He is, however, intent on helping make history.
“The people can expect one thing for sure,” he said. “If they bring their cameras, they will get a picture of one thing that has never been seen before or will ever be seen again, and that will be me standing on a stage next to David Cassidy with a musical instrument that’s actually plugged in.”
In addition to speaking of the impending onstage reunion, Bonaduce spoke on numerous other topics.
On his career memorabilia: “Some TV show from Britain came over the other day. They were doing a documentary on fame, and they wanted to know where my ‘Partridge Family’ memorabilia was. I said I don’t have any. Why would I need a ‘Partridge Family’ lunchbox? I don’t carry my lunch to work. What I do have, one of my prized possessions, my girlfriend got me a Danny Partridge trading card, and another trading card of mine from 40 years later when I was in TNA [wrestling promotion Total Nonstop Action]. Now that is a career. It’s not an Academy Award, but just the fact that you made a trading card once is a big deal. That you did it again in totally another profession — those are the only pictures of me performing that are in my house. I was really proud of that. You made baseball trading cards twice, with two different occupations, neither of which you’re very good at.”
On returning to Philadelphia: “Coming back home, show business-wise, has completely outdone Hollywood. The coolest things that have ever happened to me in show business have happened in Philly.”
On bouncing back: “The bad things didn’t happen to me … I did them, and the ramifications were difficult. Nobody forced anything down my throat or up my nose. I did them. So I thought, let’s not try to lie about this, just admit it and try to get better. Anything there is to bounce back from, I can do it, because most people don’t know how far you can fall until you have to bounce back. I’ve been down as far as you can go, and I had the best bounce back ever, because I bounced back home. I like the life I have very much. I like my job, I like my girlfriend, I love my house.”

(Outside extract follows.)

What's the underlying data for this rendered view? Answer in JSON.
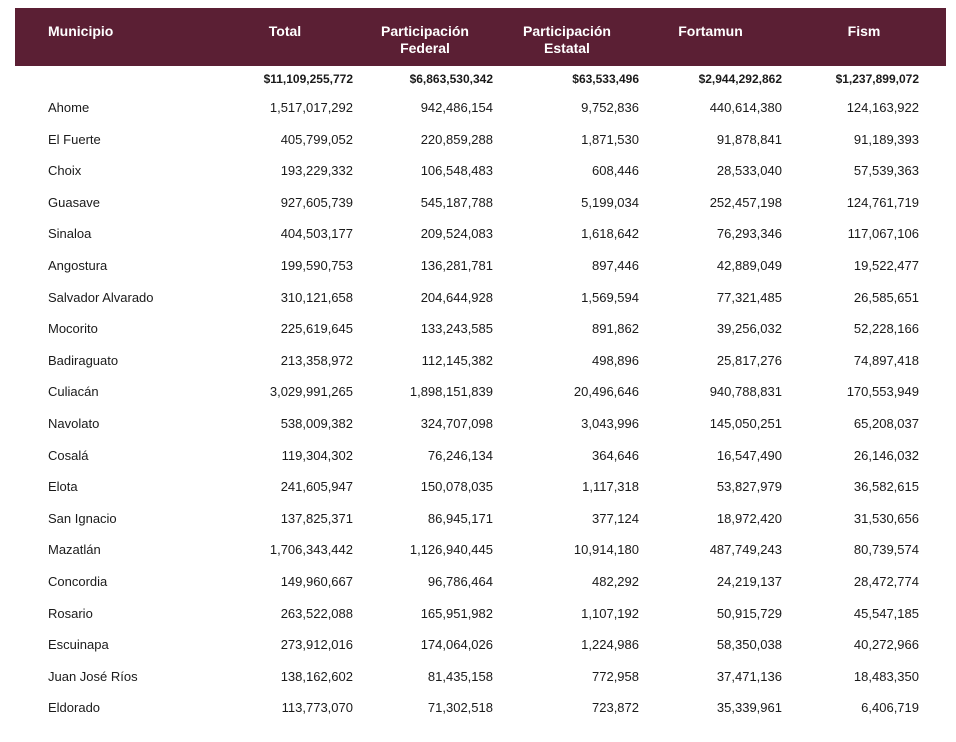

On his radio show and his future: “There’s a ton more to conquer, but unless you’re Ryan Seacrest, you never quit radio for TV. After ‘Partridge Family,’ I didn’t work again for 14 years until I got into radio. Radio is the pinnacle of my career. I do more TV appearances now than I did in L.A. I can go down to 17th Street and do CNN, Fox News … I do the reality show ‘World’s Dumbest,’ I take the train into New York and do a monthload of episodes in a day. I was just in New York pitching a couple shows there. But these are the things that have to wrap around the radio show. Nothing can make my bosses fear, ‘He’s leaving us for TV.’ If you put all my TV successes together, I could not have lived on it up to this moment. I haven’t been that successful. The radio is the base.”
On the staying power of “The Partridge Family”: “I was surprised at 20 years [that it was still popular], and I was surprised at 25 years. At 30 years I stopped being surprised. It was just going to be one of those shows. There are seminal shows. ‘Leave It To Beaver,’ even though it was really before my time even, you say it and I get pictures in my head. ‘The Partridge Family’ is always going to be one of those shows.”
On his legacy: “There are two things I’m pretty sure are going to be in my obituary — ‘Hollywood Bad Boy’ — which I totally don’t deserve. I was a ‘Hollywood Idiot’ on two occasions, which were kind of overblown, though one was pretty stupid — and ‘The Partridge Family.’ I couldn’t be more proud to have been in ‘The Partridge Family.’ And I wouldn’t have any of this stuff we’ve been talking about. I didn’t get a job on a radio station because I walked in. They saw me on the street and said, ‘You’re the guy from ‘The Partridge Family.’ Why don’t you come in and we’ll interview you.’ When I left, they’re like, ‘You were really funny, want a job?’ I wouldn’t have any of this without ‘The Partridge Family.